Entries from a dataset of interfaces:

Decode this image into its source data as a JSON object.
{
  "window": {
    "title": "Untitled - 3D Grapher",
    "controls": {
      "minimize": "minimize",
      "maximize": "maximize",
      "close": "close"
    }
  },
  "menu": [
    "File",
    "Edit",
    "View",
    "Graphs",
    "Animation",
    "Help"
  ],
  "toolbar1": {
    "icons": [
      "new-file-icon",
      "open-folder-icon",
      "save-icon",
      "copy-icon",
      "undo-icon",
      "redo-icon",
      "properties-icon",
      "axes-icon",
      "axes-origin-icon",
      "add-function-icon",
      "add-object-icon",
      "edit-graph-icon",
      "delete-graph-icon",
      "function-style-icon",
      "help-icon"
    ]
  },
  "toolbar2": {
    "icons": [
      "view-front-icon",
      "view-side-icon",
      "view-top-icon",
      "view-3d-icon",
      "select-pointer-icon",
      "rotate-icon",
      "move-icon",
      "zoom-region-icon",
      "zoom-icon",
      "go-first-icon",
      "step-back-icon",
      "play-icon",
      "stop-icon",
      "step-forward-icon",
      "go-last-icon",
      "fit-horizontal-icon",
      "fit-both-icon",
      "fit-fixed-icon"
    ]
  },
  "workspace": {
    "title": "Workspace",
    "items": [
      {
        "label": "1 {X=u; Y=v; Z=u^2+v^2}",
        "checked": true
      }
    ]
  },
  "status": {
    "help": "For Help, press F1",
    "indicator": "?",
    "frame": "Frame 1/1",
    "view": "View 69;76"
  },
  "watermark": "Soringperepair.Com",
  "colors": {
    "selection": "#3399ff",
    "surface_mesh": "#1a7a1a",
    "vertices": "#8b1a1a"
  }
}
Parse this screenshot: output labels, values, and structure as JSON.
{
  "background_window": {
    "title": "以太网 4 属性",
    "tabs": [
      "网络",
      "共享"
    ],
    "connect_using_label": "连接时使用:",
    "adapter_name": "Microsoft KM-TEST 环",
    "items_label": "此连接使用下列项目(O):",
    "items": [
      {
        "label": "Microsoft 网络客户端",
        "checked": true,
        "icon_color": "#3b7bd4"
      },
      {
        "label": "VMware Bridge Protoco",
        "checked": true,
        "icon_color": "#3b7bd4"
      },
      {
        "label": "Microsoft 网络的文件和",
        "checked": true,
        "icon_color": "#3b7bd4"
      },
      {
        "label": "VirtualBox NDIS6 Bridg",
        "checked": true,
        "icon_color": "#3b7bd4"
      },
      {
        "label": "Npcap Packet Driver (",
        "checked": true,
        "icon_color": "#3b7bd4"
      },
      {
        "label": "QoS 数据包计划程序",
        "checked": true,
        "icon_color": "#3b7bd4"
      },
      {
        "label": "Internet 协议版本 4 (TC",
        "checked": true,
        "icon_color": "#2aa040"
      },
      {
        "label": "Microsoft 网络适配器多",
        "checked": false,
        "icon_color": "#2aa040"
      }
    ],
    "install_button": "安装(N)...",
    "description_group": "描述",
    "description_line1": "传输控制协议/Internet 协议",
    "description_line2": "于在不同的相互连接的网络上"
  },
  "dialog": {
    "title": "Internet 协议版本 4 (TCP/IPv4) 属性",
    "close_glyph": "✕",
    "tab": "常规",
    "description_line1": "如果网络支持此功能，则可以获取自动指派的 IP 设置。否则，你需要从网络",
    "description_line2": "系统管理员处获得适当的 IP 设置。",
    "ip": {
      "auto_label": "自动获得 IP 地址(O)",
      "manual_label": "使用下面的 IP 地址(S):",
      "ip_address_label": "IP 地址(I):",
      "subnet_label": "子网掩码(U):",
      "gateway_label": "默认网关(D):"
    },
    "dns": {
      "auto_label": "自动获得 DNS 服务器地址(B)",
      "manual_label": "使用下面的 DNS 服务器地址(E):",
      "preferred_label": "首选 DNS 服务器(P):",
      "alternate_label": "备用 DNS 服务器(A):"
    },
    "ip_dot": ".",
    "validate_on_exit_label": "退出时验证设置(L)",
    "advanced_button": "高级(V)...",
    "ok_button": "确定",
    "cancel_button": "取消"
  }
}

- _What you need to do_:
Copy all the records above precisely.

- _Output for this exercise_:
Decode this image into its source data as a JSON object.
{
  "window": {
    "title": "Untitled - 3D Grapher",
    "controls": {
      "minimize": "minimize",
      "maximize": "maximize",
      "close": "close"
    }
  },
  "menu": [
    "File",
    "Edit",
    "View",
    "Graphs",
    "Animation",
    "Help"
  ],
  "toolbar1": {
    "icons": [
      "new-file-icon",
      "open-folder-icon",
      "save-icon",
      "copy-icon",
      "undo-icon",
      "redo-icon",
      "properties-icon",
      "axes-icon",
      "axes-origin-icon",
      "add-function-icon",
      "add-object-icon",
      "edit-graph-icon",
      "delete-graph-icon",
      "function-style-icon",
      "help-icon"
    ]
  },
  "toolbar2": {
    "icons": [
      "view-front-icon",
      "view-side-icon",
      "view-top-icon",
      "view-3d-icon",
      "select-pointer-icon",
      "rotate-icon",
      "move-icon",
      "zoom-region-icon",
      "zoom-icon",
      "go-first-icon",
      "step-back-icon",
      "play-icon",
      "stop-icon",
      "step-forward-icon",
      "go-last-icon",
      "fit-horizontal-icon",
      "fit-both-icon",
      "fit-fixed-icon"
    ]
  },
  "workspace": {
    "title": "Workspace",
    "items": [
      {
        "label": "1 {X=u; Y=v; Z=u^2+v^2}",
        "checked": true
      }
    ]
  },
  "status": {
    "help": "For Help, press F1",
    "indicator": "?",
    "frame": "Frame 1/1",
    "view": "View 69;76"
  },
  "watermark": "Soringperepair.Com",
  "colors": {
    "selection": "#3399ff",
    "surface_mesh": "#1a7a1a",
    "vertices": "#8b1a1a"
  }
}
Parse this screenshot: output labels, values, and structure as JSON.
{
  "background_window": {
    "title": "以太网 4 属性",
    "tabs": [
      "网络",
      "共享"
    ],
    "connect_using_label": "连接时使用:",
    "adapter_name": "Microsoft KM-TEST 环",
    "items_label": "此连接使用下列项目(O):",
    "items": [
      {
        "label": "Microsoft 网络客户端",
        "checked": true,
        "icon_color": "#3b7bd4"
      },
      {
        "label": "VMware Bridge Protoco",
        "checked": true,
        "icon_color": "#3b7bd4"
      },
      {
        "label": "Microsoft 网络的文件和",
        "checked": true,
        "icon_color": "#3b7bd4"
      },
      {
        "label": "VirtualBox NDIS6 Bridg",
        "checked": true,
        "icon_color": "#3b7bd4"
      },
      {
        "label": "Npcap Packet Driver (",
        "checked": true,
        "icon_color": "#3b7bd4"
      },
      {
        "label": "QoS 数据包计划程序",
        "checked": true,
        "icon_color": "#3b7bd4"
      },
      {
        "label": "Internet 协议版本 4 (TC",
        "checked": true,
        "icon_color": "#2aa040"
      },
      {
        "label": "Microsoft 网络适配器多",
        "checked": false,
        "icon_color": "#2aa040"
      }
    ],
    "install_button": "安装(N)...",
    "description_group": "描述",
    "description_line1": "传输控制协议/Internet 协议",
    "description_line2": "于在不同的相互连接的网络上"
  },
  "dialog": {
    "title": "Internet 协议版本 4 (TCP/IPv4) 属性",
    "close_glyph": "✕",
    "tab": "常规",
    "description_line1": "如果网络支持此功能，则可以获取自动指派的 IP 设置。否则，你需要从网络",
    "description_line2": "系统管理员处获得适当的 IP 设置。",
    "ip": {
      "auto_label": "自动获得 IP 地址(O)",
      "manual_label": "使用下面的 IP 地址(S):",
      "ip_address_label": "IP 地址(I):",
      "subnet_label": "子网掩码(U):",
      "gateway_label": "默认网关(D):"
    },
    "dns": {
      "auto_label": "自动获得 DNS 服务器地址(B)",
      "manual_label": "使用下面的 DNS 服务器地址(E):",
      "preferred_label": "首选 DNS 服务器(P):",
      "alternate_label": "备用 DNS 服务器(A):"
    },
    "ip_dot": ".",
    "validate_on_exit_label": "退出时验证设置(L)",
    "advanced_button": "高级(V)...",
    "ok_button": "确定",
    "cancel_button": "取消"
  }
}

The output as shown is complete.